= Beginning of Section =

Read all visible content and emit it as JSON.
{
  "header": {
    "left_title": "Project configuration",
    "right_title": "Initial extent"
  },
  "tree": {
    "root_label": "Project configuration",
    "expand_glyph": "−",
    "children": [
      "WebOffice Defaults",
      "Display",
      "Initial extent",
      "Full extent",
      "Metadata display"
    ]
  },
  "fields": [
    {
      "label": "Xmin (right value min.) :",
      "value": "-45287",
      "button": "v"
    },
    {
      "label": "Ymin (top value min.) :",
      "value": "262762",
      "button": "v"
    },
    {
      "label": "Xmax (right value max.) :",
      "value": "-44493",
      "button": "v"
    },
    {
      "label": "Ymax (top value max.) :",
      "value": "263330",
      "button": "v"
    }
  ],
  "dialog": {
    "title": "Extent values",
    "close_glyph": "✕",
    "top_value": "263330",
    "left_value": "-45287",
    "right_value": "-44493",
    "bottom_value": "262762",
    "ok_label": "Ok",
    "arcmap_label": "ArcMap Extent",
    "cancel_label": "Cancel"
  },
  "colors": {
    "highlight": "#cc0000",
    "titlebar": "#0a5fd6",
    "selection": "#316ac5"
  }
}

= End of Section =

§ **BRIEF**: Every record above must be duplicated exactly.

§ **RESPONSE BELOW**:
Read all visible content and emit it as JSON.
{
  "header": {
    "left_title": "Project configuration",
    "right_title": "Initial extent"
  },
  "tree": {
    "root_label": "Project configuration",
    "expand_glyph": "−",
    "children": [
      "WebOffice Defaults",
      "Display",
      "Initial extent",
      "Full extent",
      "Metadata display"
    ]
  },
  "fields": [
    {
      "label": "Xmin (right value min.) :",
      "value": "-45287",
      "button": "v"
    },
    {
      "label": "Ymin (top value min.) :",
      "value": "262762",
      "button": "v"
    },
    {
      "label": "Xmax (right value max.) :",
      "value": "-44493",
      "button": "v"
    },
    {
      "label": "Ymax (top value max.) :",
      "value": "263330",
      "button": "v"
    }
  ],
  "dialog": {
    "title": "Extent values",
    "close_glyph": "✕",
    "top_value": "263330",
    "left_value": "-45287",
    "right_value": "-44493",
    "bottom_value": "262762",
    "ok_label": "Ok",
    "arcmap_label": "ArcMap Extent",
    "cancel_label": "Cancel"
  },
  "colors": {
    "highlight": "#cc0000",
    "titlebar": "#0a5fd6",
    "selection": "#316ac5"
  }
}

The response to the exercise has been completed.